▶ _PROBLEM STATEMENT_
Every line of the data below should be printed exactly. Nothing may be dropped.

MATERIAL FOR THE TASK START

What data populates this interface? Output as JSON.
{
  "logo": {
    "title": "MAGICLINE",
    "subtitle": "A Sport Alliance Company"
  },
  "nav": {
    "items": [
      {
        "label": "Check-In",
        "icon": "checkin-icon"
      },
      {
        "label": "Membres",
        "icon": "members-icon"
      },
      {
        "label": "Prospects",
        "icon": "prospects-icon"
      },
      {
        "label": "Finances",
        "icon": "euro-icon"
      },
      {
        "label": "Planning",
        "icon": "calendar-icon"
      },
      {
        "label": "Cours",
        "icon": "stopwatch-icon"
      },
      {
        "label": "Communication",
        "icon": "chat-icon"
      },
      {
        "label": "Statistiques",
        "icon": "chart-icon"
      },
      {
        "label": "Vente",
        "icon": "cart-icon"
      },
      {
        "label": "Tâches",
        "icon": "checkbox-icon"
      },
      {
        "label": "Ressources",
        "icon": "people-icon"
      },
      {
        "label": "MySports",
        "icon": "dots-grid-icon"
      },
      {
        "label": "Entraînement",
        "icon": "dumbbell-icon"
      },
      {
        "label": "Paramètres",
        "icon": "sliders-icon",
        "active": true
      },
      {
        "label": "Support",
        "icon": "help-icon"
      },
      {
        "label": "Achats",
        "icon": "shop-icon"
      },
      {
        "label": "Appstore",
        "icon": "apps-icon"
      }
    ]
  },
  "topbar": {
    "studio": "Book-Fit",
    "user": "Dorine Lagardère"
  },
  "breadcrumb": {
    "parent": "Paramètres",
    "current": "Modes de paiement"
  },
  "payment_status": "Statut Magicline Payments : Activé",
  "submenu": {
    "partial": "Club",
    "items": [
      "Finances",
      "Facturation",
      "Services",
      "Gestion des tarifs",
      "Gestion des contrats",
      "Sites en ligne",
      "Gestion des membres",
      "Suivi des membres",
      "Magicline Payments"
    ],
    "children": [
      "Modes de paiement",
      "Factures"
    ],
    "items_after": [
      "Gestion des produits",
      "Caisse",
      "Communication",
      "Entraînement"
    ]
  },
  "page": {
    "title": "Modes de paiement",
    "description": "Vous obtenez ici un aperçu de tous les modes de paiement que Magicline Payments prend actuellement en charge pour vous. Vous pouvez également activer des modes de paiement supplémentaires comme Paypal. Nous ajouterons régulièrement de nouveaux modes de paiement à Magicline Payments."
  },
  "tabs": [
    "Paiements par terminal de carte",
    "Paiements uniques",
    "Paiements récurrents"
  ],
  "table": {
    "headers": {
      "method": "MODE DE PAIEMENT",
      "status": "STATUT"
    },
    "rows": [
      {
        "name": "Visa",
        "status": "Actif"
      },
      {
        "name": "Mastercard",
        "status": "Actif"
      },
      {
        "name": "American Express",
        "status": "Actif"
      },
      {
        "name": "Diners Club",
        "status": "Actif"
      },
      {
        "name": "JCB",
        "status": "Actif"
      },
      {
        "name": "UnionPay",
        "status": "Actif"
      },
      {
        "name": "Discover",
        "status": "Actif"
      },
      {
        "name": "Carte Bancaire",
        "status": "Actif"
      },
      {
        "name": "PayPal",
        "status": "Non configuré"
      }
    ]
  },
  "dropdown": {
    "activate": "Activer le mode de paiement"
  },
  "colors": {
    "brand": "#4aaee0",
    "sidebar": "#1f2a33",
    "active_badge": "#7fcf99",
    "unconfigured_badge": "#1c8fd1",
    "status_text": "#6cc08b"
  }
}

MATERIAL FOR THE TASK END

▶ _SOLUTION TO THIS EXERCISE_
What data populates this interface? Output as JSON.
{
  "logo": {
    "title": "MAGICLINE",
    "subtitle": "A Sport Alliance Company"
  },
  "nav": {
    "items": [
      {
        "label": "Check-In",
        "icon": "checkin-icon"
      },
      {
        "label": "Membres",
        "icon": "members-icon"
      },
      {
        "label": "Prospects",
        "icon": "prospects-icon"
      },
      {
        "label": "Finances",
        "icon": "euro-icon"
      },
      {
        "label": "Planning",
        "icon": "calendar-icon"
      },
      {
        "label": "Cours",
        "icon": "stopwatch-icon"
      },
      {
        "label": "Communication",
        "icon": "chat-icon"
      },
      {
        "label": "Statistiques",
        "icon": "chart-icon"
      },
      {
        "label": "Vente",
        "icon": "cart-icon"
      },
      {
        "label": "Tâches",
        "icon": "checkbox-icon"
      },
      {
        "label": "Ressources",
        "icon": "people-icon"
      },
      {
        "label": "MySports",
        "icon": "dots-grid-icon"
      },
      {
        "label": "Entraînement",
        "icon": "dumbbell-icon"
      },
      {
        "label": "Paramètres",
        "icon": "sliders-icon",
        "active": true
      },
      {
        "label": "Support",
        "icon": "help-icon"
      },
      {
        "label": "Achats",
        "icon": "shop-icon"
      },
      {
        "label": "Appstore",
        "icon": "apps-icon"
      }
    ]
  },
  "topbar": {
    "studio": "Book-Fit",
    "user": "Dorine Lagardère"
  },
  "breadcrumb": {
    "parent": "Paramètres",
    "current": "Modes de paiement"
  },
  "payment_status": "Statut Magicline Payments : Activé",
  "submenu": {
    "partial": "Club",
    "items": [
      "Finances",
      "Facturation",
      "Services",
      "Gestion des tarifs",
      "Gestion des contrats",
      "Sites en ligne",
      "Gestion des membres",
      "Suivi des membres",
      "Magicline Payments"
    ],
    "children": [
      "Modes de paiement",
      "Factures"
    ],
    "items_after": [
      "Gestion des produits",
      "Caisse",
      "Communication",
      "Entraînement"
    ]
  },
  "page": {
    "title": "Modes de paiement",
    "description": "Vous obtenez ici un aperçu de tous les modes de paiement que Magicline Payments prend actuellement en charge pour vous. Vous pouvez également activer des modes de paiement supplémentaires comme Paypal. Nous ajouterons régulièrement de nouveaux modes de paiement à Magicline Payments."
  },
  "tabs": [
    "Paiements par terminal de carte",
    "Paiements uniques",
    "Paiements récurrents"
  ],
  "table": {
    "headers": {
      "method": "MODE DE PAIEMENT",
      "status": "STATUT"
    },
    "rows": [
      {
        "name": "Visa",
        "status": "Actif"
      },
      {
        "name": "Mastercard",
        "status": "Actif"
      },
      {
        "name": "American Express",
        "status": "Actif"
      },
      {
        "name": "Diners Club",
        "status": "Actif"
      },
      {
        "name": "JCB",
        "status": "Actif"
      },
      {
        "name": "UnionPay",
        "status": "Actif"
      },
      {
        "name": "Discover",
        "status": "Actif"
      },
      {
        "name": "Carte Bancaire",
        "status": "Actif"
      },
      {
        "name": "PayPal",
        "status": "Non configuré"
      }
    ]
  },
  "dropdown": {
    "activate": "Activer le mode de paiement"
  },
  "colors": {
    "brand": "#4aaee0",
    "sidebar": "#1f2a33",
    "active_badge": "#7fcf99",
    "unconfigured_badge": "#1c8fd1",
    "status_text": "#6cc08b"
  }
}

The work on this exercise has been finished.